[SUPPLIED MATERIAL]
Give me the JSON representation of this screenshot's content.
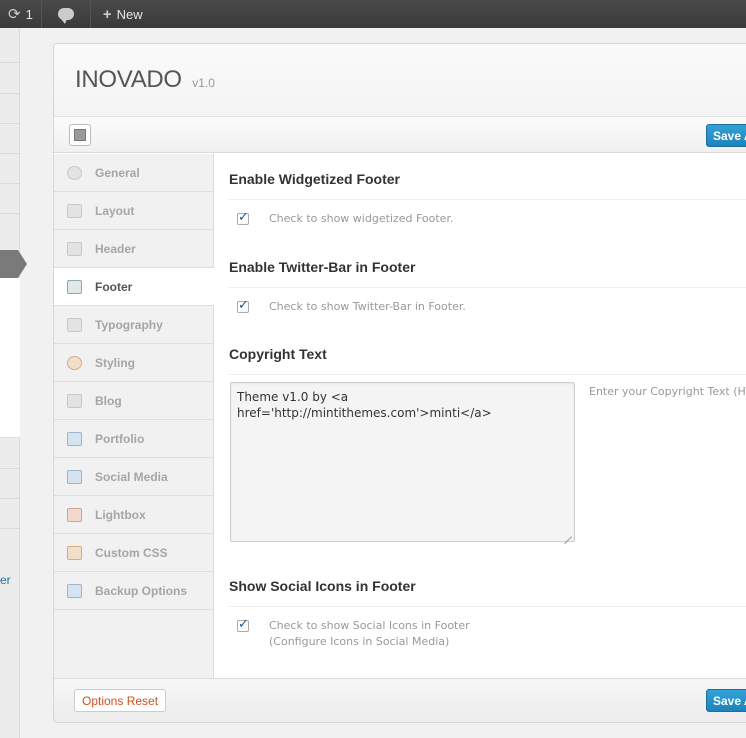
{
  "adminbar": {
    "updates_count": "1",
    "new_label": "New"
  },
  "wp_menu": {
    "partial_link": "er"
  },
  "panel": {
    "theme_name": "INOVADO",
    "theme_version": "v1.0",
    "save_label": "Save Al",
    "reset_label": "Options Reset"
  },
  "nav": [
    {
      "label": "General",
      "icon": "gear-icon"
    },
    {
      "label": "Layout",
      "icon": "layout-icon"
    },
    {
      "label": "Header",
      "icon": "header-icon"
    },
    {
      "label": "Footer",
      "icon": "footer-icon",
      "active": true
    },
    {
      "label": "Typography",
      "icon": "typography-icon"
    },
    {
      "label": "Styling",
      "icon": "palette-icon"
    },
    {
      "label": "Blog",
      "icon": "pencil-icon"
    },
    {
      "label": "Portfolio",
      "icon": "portfolio-icon"
    },
    {
      "label": "Social Media",
      "icon": "twitter-icon"
    },
    {
      "label": "Lightbox",
      "icon": "lightbox-icon"
    },
    {
      "label": "Custom CSS",
      "icon": "css-icon"
    },
    {
      "label": "Backup Options",
      "icon": "backup-icon"
    }
  ],
  "sections": {
    "widget_footer": {
      "title": "Enable Widgetized Footer",
      "desc": "Check to show widgetized Footer.",
      "checked": true
    },
    "twitter_bar": {
      "title": "Enable Twitter-Bar in Footer",
      "desc": "Check to show Twitter-Bar in Footer.",
      "checked": true
    },
    "copyright": {
      "title": "Copyright Text",
      "value": "Theme v1.0 by <a href='http://mintithemes.com'>minti</a>",
      "hint": "Enter your Copyright Text (HT"
    },
    "social_icons": {
      "title": "Show Social Icons in Footer",
      "desc_line1": "Check to show Social Icons in Footer",
      "desc_line2": "(Configure Icons in Social Media)",
      "checked": true
    }
  }
}
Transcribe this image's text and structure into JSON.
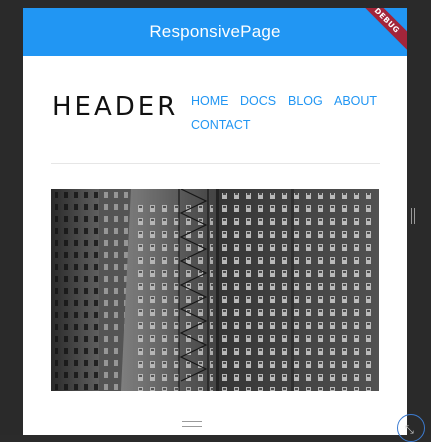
{
  "app_bar": {
    "title": "ResponsivePage",
    "debug_banner": "DEBUG",
    "color": "#2196f3"
  },
  "page": {
    "logo_text": "HEADER",
    "nav": {
      "items": [
        "HOME",
        "DOCS",
        "BLOG",
        "ABOUT",
        "CONTACT"
      ],
      "link_color": "#2196f3"
    }
  },
  "hero": {
    "icon": "building-photo"
  },
  "window": {
    "resize_icon": "resize-icon"
  }
}
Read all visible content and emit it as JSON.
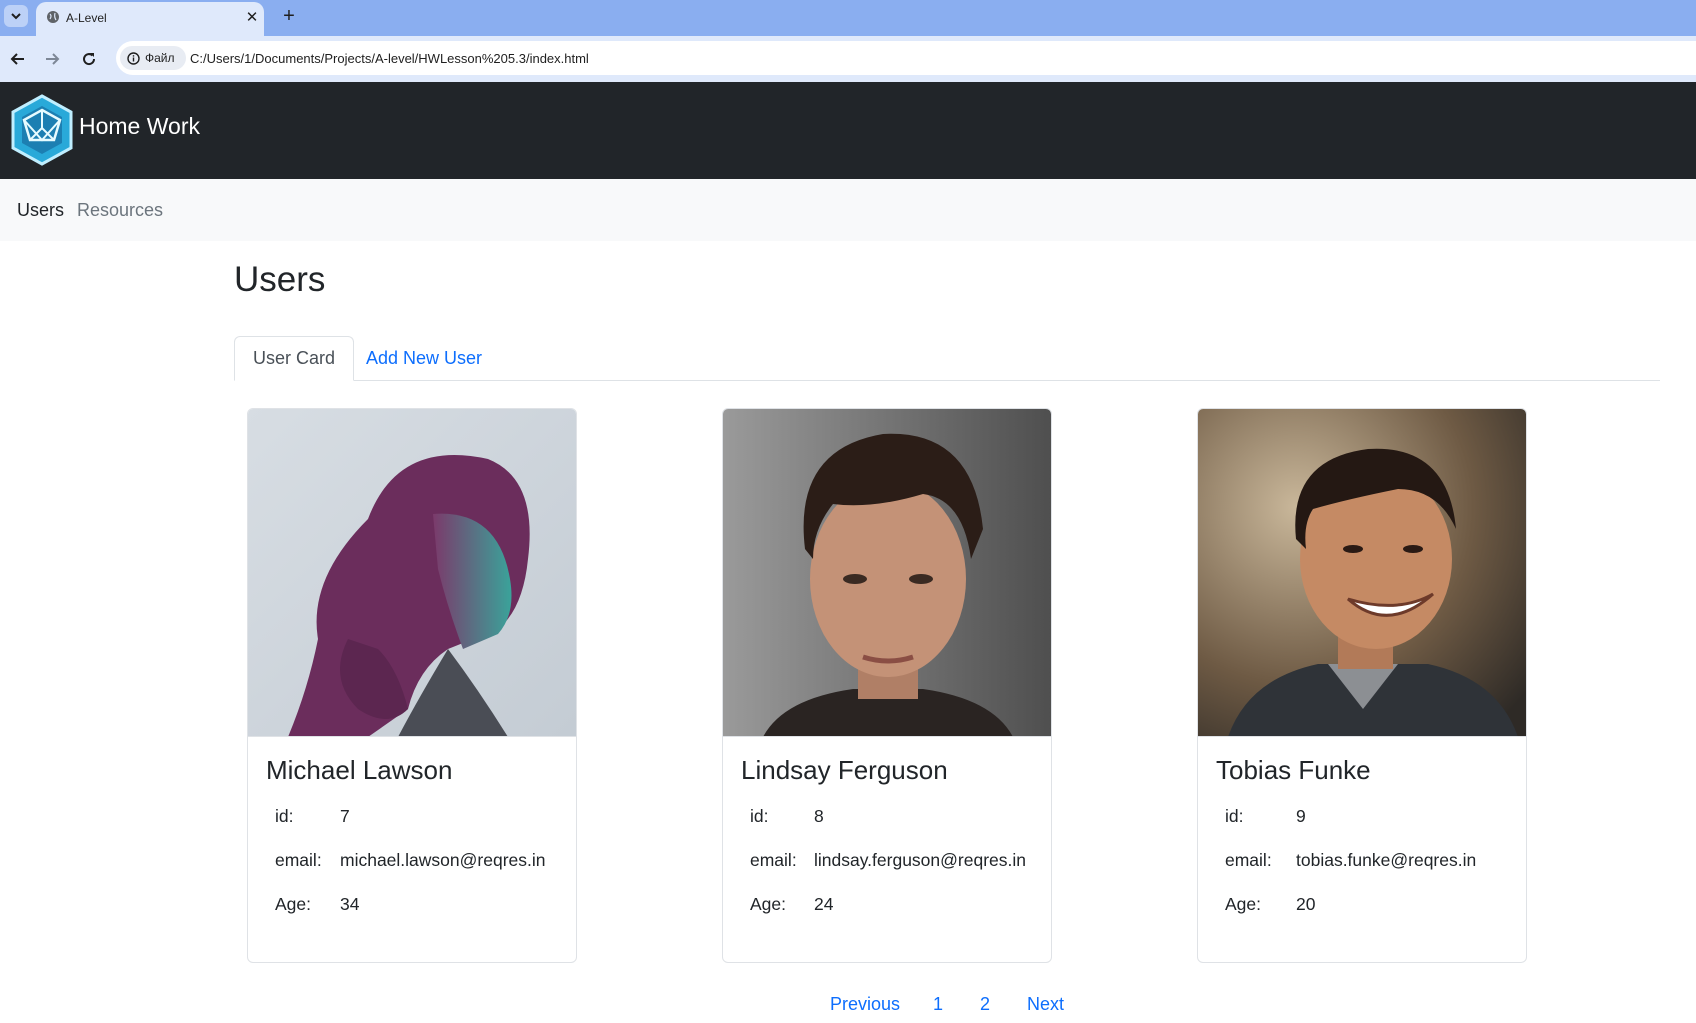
{
  "browser": {
    "tab_title": "A-Level",
    "site_chip": "Файл",
    "url": "C:/Users/1/Documents/Projects/A-level/HWLesson%205.3/index.html",
    "icons": [
      "chevron-down-icon",
      "globe-icon",
      "close-icon",
      "plus-icon",
      "back-arrow-icon",
      "forward-arrow-icon",
      "reload-icon",
      "info-icon"
    ]
  },
  "header": {
    "brand": "Home Work",
    "logo_icon": "hexagon-logo-icon"
  },
  "subnav": {
    "items": [
      {
        "label": "Users",
        "active": true
      },
      {
        "label": "Resources",
        "active": false
      }
    ]
  },
  "main": {
    "title": "Users",
    "tabs": [
      {
        "label": "User Card",
        "active": true
      },
      {
        "label": "Add New User",
        "active": false
      }
    ],
    "labels": {
      "id": "id:",
      "email": "email:",
      "age": "Age:"
    },
    "users": [
      {
        "name": "Michael Lawson",
        "id": "7",
        "email": "michael.lawson@reqres.in",
        "age": "34"
      },
      {
        "name": "Lindsay Ferguson",
        "id": "8",
        "email": "lindsay.ferguson@reqres.in",
        "age": "24"
      },
      {
        "name": "Tobias Funke",
        "id": "9",
        "email": "tobias.funke@reqres.in",
        "age": "20"
      }
    ]
  },
  "pagination": {
    "previous": "Previous",
    "pages": [
      "1",
      "2"
    ],
    "next": "Next"
  },
  "colors": {
    "link": "#0d6efd",
    "navbar_dark": "#212529",
    "tabstrip": "#8aaef0",
    "toolbar": "#dfe9fb"
  }
}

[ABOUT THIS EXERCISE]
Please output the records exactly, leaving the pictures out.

[RESPONSE TO THE EXERCISE]
Give me the JSON representation of this screenshot's content.
{
  "adminbar": {
    "updates_count": "1",
    "new_label": "New"
  },
  "wp_menu": {
    "partial_link": "er"
  },
  "panel": {
    "theme_name": "INOVADO",
    "theme_version": "v1.0",
    "save_label": "Save Al",
    "reset_label": "Options Reset"
  },
  "nav": [
    {
      "label": "General",
      "icon": "gear-icon"
    },
    {
      "label": "Layout",
      "icon": "layout-icon"
    },
    {
      "label": "Header",
      "icon": "header-icon"
    },
    {
      "label": "Footer",
      "icon": "footer-icon",
      "active": true
    },
    {
      "label": "Typography",
      "icon": "typography-icon"
    },
    {
      "label": "Styling",
      "icon": "palette-icon"
    },
    {
      "label": "Blog",
      "icon": "pencil-icon"
    },
    {
      "label": "Portfolio",
      "icon": "portfolio-icon"
    },
    {
      "label": "Social Media",
      "icon": "twitter-icon"
    },
    {
      "label": "Lightbox",
      "icon": "lightbox-icon"
    },
    {
      "label": "Custom CSS",
      "icon": "css-icon"
    },
    {
      "label": "Backup Options",
      "icon": "backup-icon"
    }
  ],
  "sections": {
    "widget_footer": {
      "title": "Enable Widgetized Footer",
      "desc": "Check to show widgetized Footer.",
      "checked": true
    },
    "twitter_bar": {
      "title": "Enable Twitter-Bar in Footer",
      "desc": "Check to show Twitter-Bar in Footer.",
      "checked": true
    },
    "copyright": {
      "title": "Copyright Text",
      "value": "Theme v1.0 by <a href='http://mintithemes.com'>minti</a>",
      "hint": "Enter your Copyright Text (HT"
    },
    "social_icons": {
      "title": "Show Social Icons in Footer",
      "desc_line1": "Check to show Social Icons in Footer",
      "desc_line2": "(Configure Icons in Social Media)",
      "checked": true
    }
  }
}
Transcribe this image's text and structure into JSON.
{
  "app_bar": {
    "title": "ResponsivePage",
    "debug_banner": "DEBUG",
    "color": "#2196f3"
  },
  "page": {
    "logo_text": "HEADER",
    "nav": {
      "items": [
        "HOME",
        "DOCS",
        "BLOG",
        "ABOUT",
        "CONTACT"
      ],
      "link_color": "#2196f3"
    }
  },
  "hero": {
    "icon": "building-photo"
  },
  "window": {
    "resize_icon": "resize-icon"
  }
}
Read all visible content and emit it as JSON.
{
  "browser": {
    "tab_title": "A-Level",
    "site_chip": "Файл",
    "url": "C:/Users/1/Documents/Projects/A-level/HWLesson%205.3/index.html",
    "icons": [
      "chevron-down-icon",
      "globe-icon",
      "close-icon",
      "plus-icon",
      "back-arrow-icon",
      "forward-arrow-icon",
      "reload-icon",
      "info-icon"
    ]
  },
  "header": {
    "brand": "Home Work",
    "logo_icon": "hexagon-logo-icon"
  },
  "subnav": {
    "items": [
      {
        "label": "Users",
        "active": true
      },
      {
        "label": "Resources",
        "active": false
      }
    ]
  },
  "main": {
    "title": "Users",
    "tabs": [
      {
        "label": "User Card",
        "active": true
      },
      {
        "label": "Add New User",
        "active": false
      }
    ],
    "labels": {
      "id": "id:",
      "email": "email:",
      "age": "Age:"
    },
    "users": [
      {
        "name": "Michael Lawson",
        "id": "7",
        "email": "michael.lawson@reqres.in",
        "age": "34"
      },
      {
        "name": "Lindsay Ferguson",
        "id": "8",
        "email": "lindsay.ferguson@reqres.in",
        "age": "24"
      },
      {
        "name": "Tobias Funke",
        "id": "9",
        "email": "tobias.funke@reqres.in",
        "age": "20"
      }
    ]
  },
  "pagination": {
    "previous": "Previous",
    "pages": [
      "1",
      "2"
    ],
    "next": "Next"
  },
  "colors": {
    "link": "#0d6efd",
    "navbar_dark": "#212529",
    "tabstrip": "#8aaef0",
    "toolbar": "#dfe9fb"
  }
}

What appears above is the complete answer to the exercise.